I wrote this for Internet Cafe Devotions last month and thought I'd share here.
I love Thursday morning spin class at my gym. It’s intense, sweaty and leaves me feeling exhausted in a great way.
A spin bike is stationary, of course. So no matter how hard you pedal, the bike remains in exactly the same place. Yet, every week my competitive streak flares and I try not just to survive spin class, but to “win” it. Throughout the class I compare my perceived effort to others. I try to keep my gear and cadence above what the instructor calls out. And I glance at the digital displays on the bikes of nearby riders to see if my “numbers” are better than theirs.
They’re doing it, why can’t I?
My heart pounded. Sweat flowed off my forehead and down my back.
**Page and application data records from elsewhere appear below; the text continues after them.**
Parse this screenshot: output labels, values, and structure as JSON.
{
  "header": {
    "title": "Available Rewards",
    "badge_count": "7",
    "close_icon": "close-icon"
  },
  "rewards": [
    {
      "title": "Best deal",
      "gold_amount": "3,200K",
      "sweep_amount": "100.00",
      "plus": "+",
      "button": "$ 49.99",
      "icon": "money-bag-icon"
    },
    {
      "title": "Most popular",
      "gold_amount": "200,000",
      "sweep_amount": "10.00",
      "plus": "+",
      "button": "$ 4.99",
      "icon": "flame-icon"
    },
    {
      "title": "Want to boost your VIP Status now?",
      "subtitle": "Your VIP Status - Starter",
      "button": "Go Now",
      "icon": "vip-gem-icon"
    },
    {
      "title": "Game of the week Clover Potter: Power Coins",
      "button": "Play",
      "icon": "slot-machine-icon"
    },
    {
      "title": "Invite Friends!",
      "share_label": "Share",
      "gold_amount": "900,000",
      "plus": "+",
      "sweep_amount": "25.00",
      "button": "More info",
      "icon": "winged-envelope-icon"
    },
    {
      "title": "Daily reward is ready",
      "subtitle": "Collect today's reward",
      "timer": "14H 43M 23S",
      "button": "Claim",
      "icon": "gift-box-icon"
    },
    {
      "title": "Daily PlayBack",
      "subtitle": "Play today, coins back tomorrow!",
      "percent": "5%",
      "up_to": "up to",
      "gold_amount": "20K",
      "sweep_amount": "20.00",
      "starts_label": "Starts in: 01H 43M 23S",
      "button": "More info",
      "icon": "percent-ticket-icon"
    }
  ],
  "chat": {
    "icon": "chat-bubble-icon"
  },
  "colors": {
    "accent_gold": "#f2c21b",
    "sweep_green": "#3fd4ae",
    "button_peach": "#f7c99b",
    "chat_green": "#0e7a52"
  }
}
Yet, I felt discouraged. At the end of the class my body said, “Wow, tough workout!” But my mind said, “You’re weak—loser!”
The next week, the bike I chose shifted easily. Throughout class, instead of lagging behind, I stayed several gears ahead. A quick glance around the room confirmed, Yep, you’re beating them! My adrenaline pumped and I finished class feeling victorious. It didn’t matter that I wasn’t as fatigued as usual, or that the victory came on an “easy” bike—I “won” spin class.
Letting a fickle machine and the perceived performance of strangers validate and invalidate my results is silly of course. But my competitive nature can be my fatal flaw: I constantly compare myself to those around me—and use them as my barometer. When tail winds of affirmations, praise and success make the ride easy, I feel great…and worthy. When the head winds of rejection, stress and failure press me back, my spirits sink. Up and down goes my self-esteem.
All around us, every single day, the mirrors of life reflect who we are, what we’re worth and where we fit in. They label us (and we label ourselves) by what is seen: Popular, smart, beautiful, talented, winner … Weak, rejected, fat, stupid, loser.
How this must grieve our Savior. That we believe these fickle, flawed labels instead of the heavenly ones He so preciously obtained for us:
Forgiven … worthy … accepted … known … victorious … redeemed ...
One day I hope this amazing truth permeates into the center of my being, because isn't the greatest victory to truly know and accept the love God has for us? To that end, I pray as David did:
“Search me, God, and know my heart; test me and know my anxious thoughts. See if there is any offensive way in me, and lead me in the way everlasting.” (Psalm 139: 23-24)